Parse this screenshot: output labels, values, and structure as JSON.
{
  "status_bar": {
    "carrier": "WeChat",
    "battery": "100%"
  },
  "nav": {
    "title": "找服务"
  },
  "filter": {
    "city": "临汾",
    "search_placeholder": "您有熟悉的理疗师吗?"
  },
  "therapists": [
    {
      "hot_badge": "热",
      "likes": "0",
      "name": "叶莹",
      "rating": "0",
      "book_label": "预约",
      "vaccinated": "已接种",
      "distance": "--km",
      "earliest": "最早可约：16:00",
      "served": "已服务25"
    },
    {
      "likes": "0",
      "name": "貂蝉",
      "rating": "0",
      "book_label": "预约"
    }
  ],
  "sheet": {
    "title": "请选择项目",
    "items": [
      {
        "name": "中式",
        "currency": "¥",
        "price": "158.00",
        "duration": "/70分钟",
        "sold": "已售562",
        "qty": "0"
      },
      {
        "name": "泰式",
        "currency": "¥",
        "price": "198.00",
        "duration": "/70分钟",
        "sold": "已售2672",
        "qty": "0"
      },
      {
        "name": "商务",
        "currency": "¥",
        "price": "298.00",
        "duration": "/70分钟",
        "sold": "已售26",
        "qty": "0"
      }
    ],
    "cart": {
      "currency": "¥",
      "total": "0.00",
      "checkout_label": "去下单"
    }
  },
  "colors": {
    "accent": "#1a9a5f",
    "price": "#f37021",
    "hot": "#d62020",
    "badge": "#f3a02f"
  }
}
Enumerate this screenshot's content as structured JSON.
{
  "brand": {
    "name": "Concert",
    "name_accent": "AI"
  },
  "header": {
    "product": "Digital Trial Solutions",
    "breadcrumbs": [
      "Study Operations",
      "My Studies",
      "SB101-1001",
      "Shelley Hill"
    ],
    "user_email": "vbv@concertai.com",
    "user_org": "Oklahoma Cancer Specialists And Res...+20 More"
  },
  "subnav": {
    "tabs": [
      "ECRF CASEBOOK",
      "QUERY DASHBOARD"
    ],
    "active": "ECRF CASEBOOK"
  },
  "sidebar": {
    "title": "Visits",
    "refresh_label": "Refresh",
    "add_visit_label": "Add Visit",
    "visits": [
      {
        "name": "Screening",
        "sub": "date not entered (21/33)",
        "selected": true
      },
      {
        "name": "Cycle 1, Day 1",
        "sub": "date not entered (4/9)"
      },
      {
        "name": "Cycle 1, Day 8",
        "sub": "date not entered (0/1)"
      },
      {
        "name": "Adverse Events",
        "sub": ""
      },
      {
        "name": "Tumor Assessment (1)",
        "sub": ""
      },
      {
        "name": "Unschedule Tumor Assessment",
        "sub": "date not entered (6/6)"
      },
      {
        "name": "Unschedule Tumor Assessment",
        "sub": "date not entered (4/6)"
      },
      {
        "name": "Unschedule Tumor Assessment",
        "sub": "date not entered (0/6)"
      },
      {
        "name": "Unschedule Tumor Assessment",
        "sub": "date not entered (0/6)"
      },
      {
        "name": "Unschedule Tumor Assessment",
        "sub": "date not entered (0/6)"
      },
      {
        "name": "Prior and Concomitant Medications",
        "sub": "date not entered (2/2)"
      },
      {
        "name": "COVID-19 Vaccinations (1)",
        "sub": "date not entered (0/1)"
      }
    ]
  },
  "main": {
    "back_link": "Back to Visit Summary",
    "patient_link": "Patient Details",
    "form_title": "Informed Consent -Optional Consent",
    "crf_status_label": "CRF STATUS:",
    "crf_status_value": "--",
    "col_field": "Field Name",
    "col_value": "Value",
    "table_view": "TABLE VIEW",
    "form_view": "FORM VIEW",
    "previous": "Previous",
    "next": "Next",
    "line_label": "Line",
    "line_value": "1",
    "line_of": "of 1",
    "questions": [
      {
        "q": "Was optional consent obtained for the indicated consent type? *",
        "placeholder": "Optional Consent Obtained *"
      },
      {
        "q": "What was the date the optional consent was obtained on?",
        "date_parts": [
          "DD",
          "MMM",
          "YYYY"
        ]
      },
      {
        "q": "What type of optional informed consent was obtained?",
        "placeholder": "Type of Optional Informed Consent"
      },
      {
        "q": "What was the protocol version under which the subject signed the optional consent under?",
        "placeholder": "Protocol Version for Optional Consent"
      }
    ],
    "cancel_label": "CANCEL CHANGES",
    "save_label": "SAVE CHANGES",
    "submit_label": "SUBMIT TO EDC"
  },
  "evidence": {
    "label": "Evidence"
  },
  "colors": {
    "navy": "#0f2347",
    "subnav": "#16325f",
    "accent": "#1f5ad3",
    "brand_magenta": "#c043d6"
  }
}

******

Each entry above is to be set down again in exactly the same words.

Parse this screenshot: output labels, values, and structure as JSON.
{
  "status_bar": {
    "carrier": "WeChat",
    "battery": "100%"
  },
  "nav": {
    "title": "找服务"
  },
  "filter": {
    "city": "临汾",
    "search_placeholder": "您有熟悉的理疗师吗?"
  },
  "therapists": [
    {
      "hot_badge": "热",
      "likes": "0",
      "name": "叶莹",
      "rating": "0",
      "book_label": "预约",
      "vaccinated": "已接种",
      "distance": "--km",
      "earliest": "最早可约：16:00",
      "served": "已服务25"
    },
    {
      "likes": "0",
      "name": "貂蝉",
      "rating": "0",
      "book_label": "预约"
    }
  ],
  "sheet": {
    "title": "请选择项目",
    "items": [
      {
        "name": "中式",
        "currency": "¥",
        "price": "158.00",
        "duration": "/70分钟",
        "sold": "已售562",
        "qty": "0"
      },
      {
        "name": "泰式",
        "currency": "¥",
        "price": "198.00",
        "duration": "/70分钟",
        "sold": "已售2672",
        "qty": "0"
      },
      {
        "name": "商务",
        "currency": "¥",
        "price": "298.00",
        "duration": "/70分钟",
        "sold": "已售26",
        "qty": "0"
      }
    ],
    "cart": {
      "currency": "¥",
      "total": "0.00",
      "checkout_label": "去下单"
    }
  },
  "colors": {
    "accent": "#1a9a5f",
    "price": "#f37021",
    "hot": "#d62020",
    "badge": "#f3a02f"
  }
}
Enumerate this screenshot's content as structured JSON.
{
  "brand": {
    "name": "Concert",
    "name_accent": "AI"
  },
  "header": {
    "product": "Digital Trial Solutions",
    "breadcrumbs": [
      "Study Operations",
      "My Studies",
      "SB101-1001",
      "Shelley Hill"
    ],
    "user_email": "vbv@concertai.com",
    "user_org": "Oklahoma Cancer Specialists And Res...+20 More"
  },
  "subnav": {
    "tabs": [
      "ECRF CASEBOOK",
      "QUERY DASHBOARD"
    ],
    "active": "ECRF CASEBOOK"
  },
  "sidebar": {
    "title": "Visits",
    "refresh_label": "Refresh",
    "add_visit_label": "Add Visit",
    "visits": [
      {
        "name": "Screening",
        "sub": "date not entered (21/33)",
        "selected": true
      },
      {
        "name": "Cycle 1, Day 1",
        "sub": "date not entered (4/9)"
      },
      {
        "name": "Cycle 1, Day 8",
        "sub": "date not entered (0/1)"
      },
      {
        "name": "Adverse Events",
        "sub": ""
      },
      {
        "name": "Tumor Assessment (1)",
        "sub": ""
      },
      {
        "name": "Unschedule Tumor Assessment",
        "sub": "date not entered (6/6)"
      },
      {
        "name": "Unschedule Tumor Assessment",
        "sub": "date not entered (4/6)"
      },
      {
        "name": "Unschedule Tumor Assessment",
        "sub": "date not entered (0/6)"
      },
      {
        "name": "Unschedule Tumor Assessment",
        "sub": "date not entered (0/6)"
      },
      {
        "name": "Unschedule Tumor Assessment",
        "sub": "date not entered (0/6)"
      },
      {
        "name": "Prior and Concomitant Medications",
        "sub": "date not entered (2/2)"
      },
      {
        "name": "COVID-19 Vaccinations (1)",
        "sub": "date not entered (0/1)"
      }
    ]
  },
  "main": {
    "back_link": "Back to Visit Summary",
    "patient_link": "Patient Details",
    "form_title": "Informed Consent -Optional Consent",
    "crf_status_label": "CRF STATUS:",
    "crf_status_value": "--",
    "col_field": "Field Name",
    "col_value": "Value",
    "table_view": "TABLE VIEW",
    "form_view": "FORM VIEW",
    "previous": "Previous",
    "next": "Next",
    "line_label": "Line",
    "line_value": "1",
    "line_of": "of 1",
    "questions": [
      {
        "q": "Was optional consent obtained for the indicated consent type? *",
        "placeholder": "Optional Consent Obtained *"
      },
      {
        "q": "What was the date the optional consent was obtained on?",
        "date_parts": [
          "DD",
          "MMM",
          "YYYY"
        ]
      },
      {
        "q": "What type of optional informed consent was obtained?",
        "placeholder": "Type of Optional Informed Consent"
      },
      {
        "q": "What was the protocol version under which the subject signed the optional consent under?",
        "placeholder": "Protocol Version for Optional Consent"
      }
    ],
    "cancel_label": "CANCEL CHANGES",
    "save_label": "SAVE CHANGES",
    "submit_label": "SUBMIT TO EDC"
  },
  "evidence": {
    "label": "Evidence"
  },
  "colors": {
    "navy": "#0f2347",
    "subnav": "#16325f",
    "accent": "#1f5ad3",
    "brand_magenta": "#c043d6"
  }
}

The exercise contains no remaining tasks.